Without good inventory control, inventory management becomes very difficult. Without good inventory management, customer service and profitability suffer. Both are vital to breakthrough operations performance.

© 2013 – Rick Pay – All Rights Reserved

Innovation Provides Future Growth Opportunities

A recent article in Industry Week suggests that innovation will play a key role in growth for manufacturing companies. According to an Industry Week poll, 44% of executives say they plan to increase their investment in innovation while continuing to focus on cost management and efficiency in operations.

Many of the new innovations involve partnering with both customers and suppliers for customized product development and improved designs. This not only reduces product costs but also accelerates speed to market.

In a recent blog post I cover the elements of advanced purchasing methods that encourage innovation. For additional information on innovative manufacturing and supply chain methods,  contact me or visit my web site at www.rpaycompany.com.

© 2012 – Rick Pay – All rights reserved

Shining a Lean Light on Purchasing

Recently a client asked how purchasing activities change in a Lean environment. In both manufacturing and distribution, Lean or Toyota Production System (TPS) implementation affects material flow from suppliers to production. The focus on waste reduction can translate to lower materials cost.

Here are three ways that purchasing methods and activities look different in a Lean light:

Speed Without Waste

First, materials flow to the lines tends to be more “Just-In-Time.” Smaller, more frequent batches drive Purchasing to use blanket purchase orders with frequent, usually daily, releases. To prevent stock-outs while keeping inventory (one of the seven wastes of TPS) low, many companies use auto-replenishment systems such as Kanban and Vendor Managed Inventory (VMI).

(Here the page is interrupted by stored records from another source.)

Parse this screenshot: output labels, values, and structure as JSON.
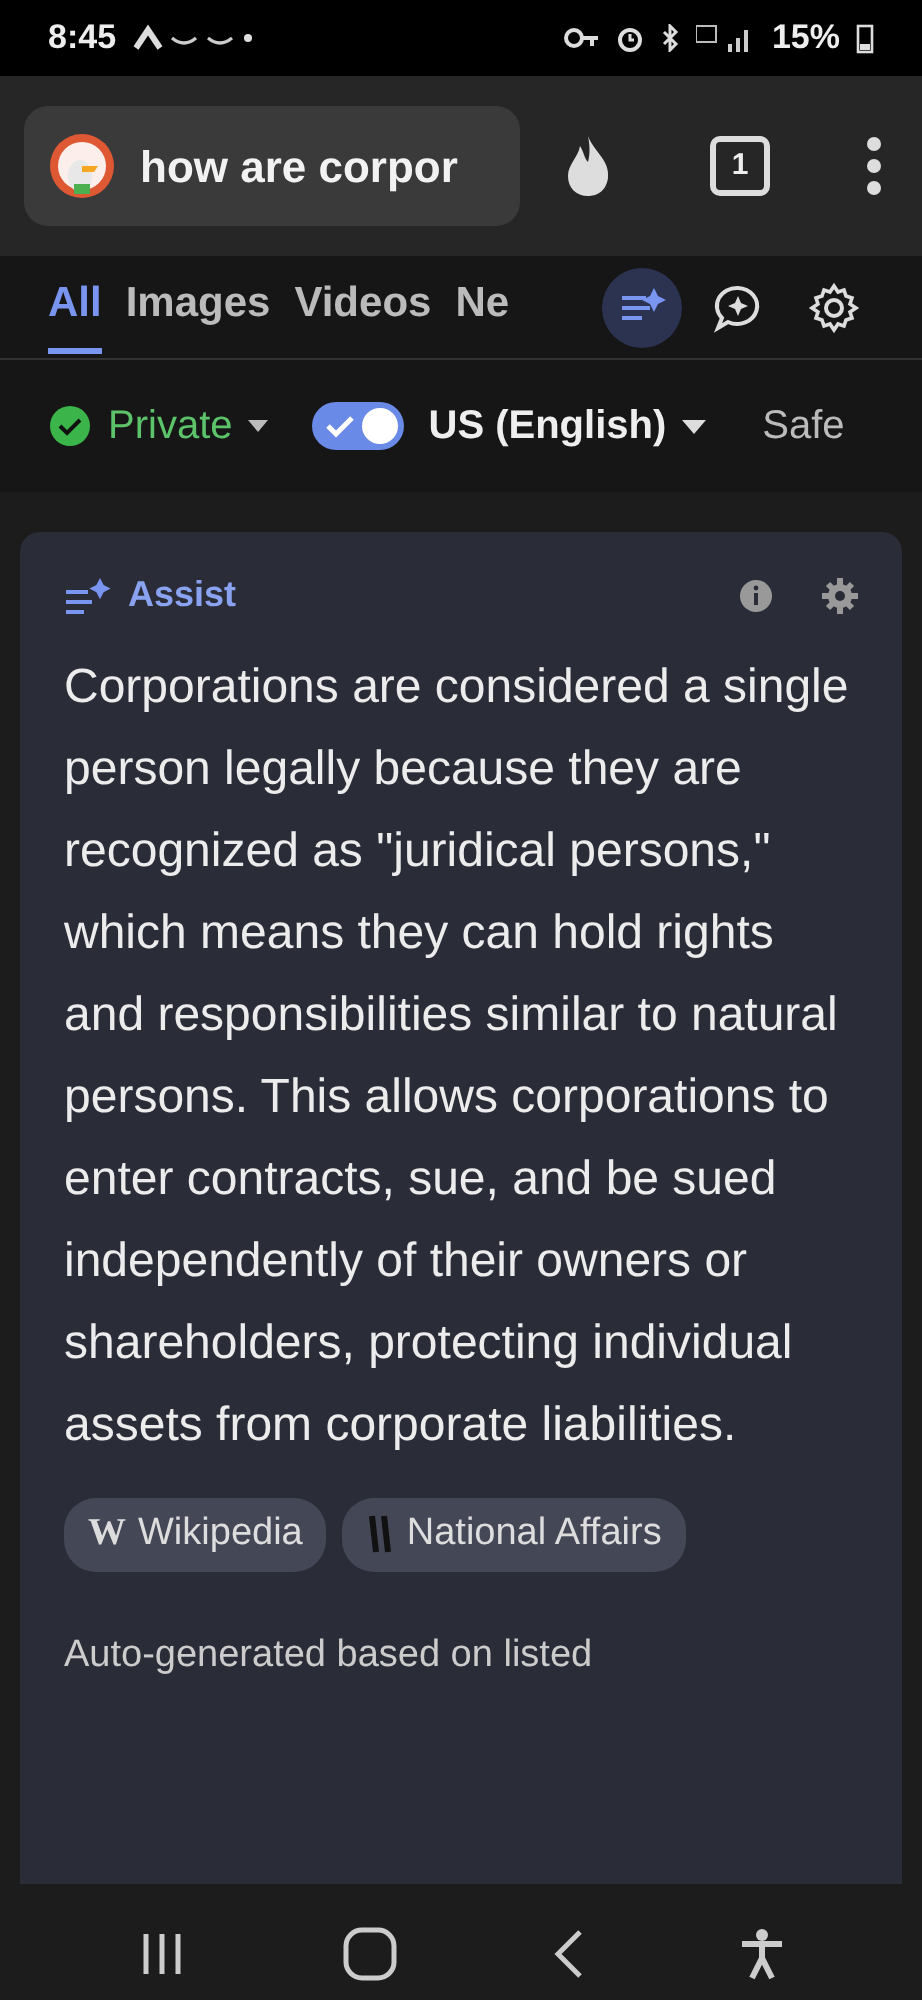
{
  "status_bar": {
    "time": "8:45",
    "battery": "15%"
  },
  "address_bar": {
    "query": "how are corpor",
    "tab_count": "1"
  },
  "tabs": [
    {
      "label": "All",
      "selected": true
    },
    {
      "label": "Images",
      "selected": false
    },
    {
      "label": "Videos",
      "selected": false
    },
    {
      "label": "Ne",
      "selected": false
    }
  ],
  "tab_tools": [
    {
      "kind": "assist",
      "selected": true
    },
    {
      "kind": "chat",
      "selected": false
    },
    {
      "kind": "settings",
      "selected": false
    }
  ],
  "filters": {
    "privacy": {
      "label": "Private"
    },
    "region": {
      "label": "US (English)",
      "on": true
    },
    "safe_search": {
      "label": "Safe"
    }
  },
  "assist": {
    "title": "Assist",
    "answer": "Corporations are considered a single person legally because they are recognized as \"juridical persons,\" which means they can hold rights and responsibilities similar to natural persons. This allows corporations to enter contracts, sue, and be sued independently of their owners or shareholders, protecting individual assets from corporate liabilities.",
    "sources": [
      {
        "kind": "letter",
        "icon_text": "W",
        "label": "Wikipedia"
      },
      {
        "kind": "bars",
        "label": "National Affairs"
      }
    ],
    "footer": "Auto-generated based on listed"
  }
}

Creative Cost-Cutting

Second, materials cost reduction takes on greater importance. Working with suppliers to improve quality, involving suppliers in design for cost reduction, and changing the way suppliers package and ship will all require increased attention from buyers.

Don’t be Shy

Third, the level of communication with suppliers increases dramatically in Lean purchasing. In order to eliminate waste and cut costs, buyers need to refine their supplier selection processes. In addition, openly sharing forecasts, product development plans and market activity changes the nature and frequency of supplier communications. Lean purchasers can’t be shy with their suppliers.

Lean presents new challenges to every part of your operations, including purchasing. Ultimately, the payoff is worth the effort.

© 2012 – Rick Pay – All Rights Reserved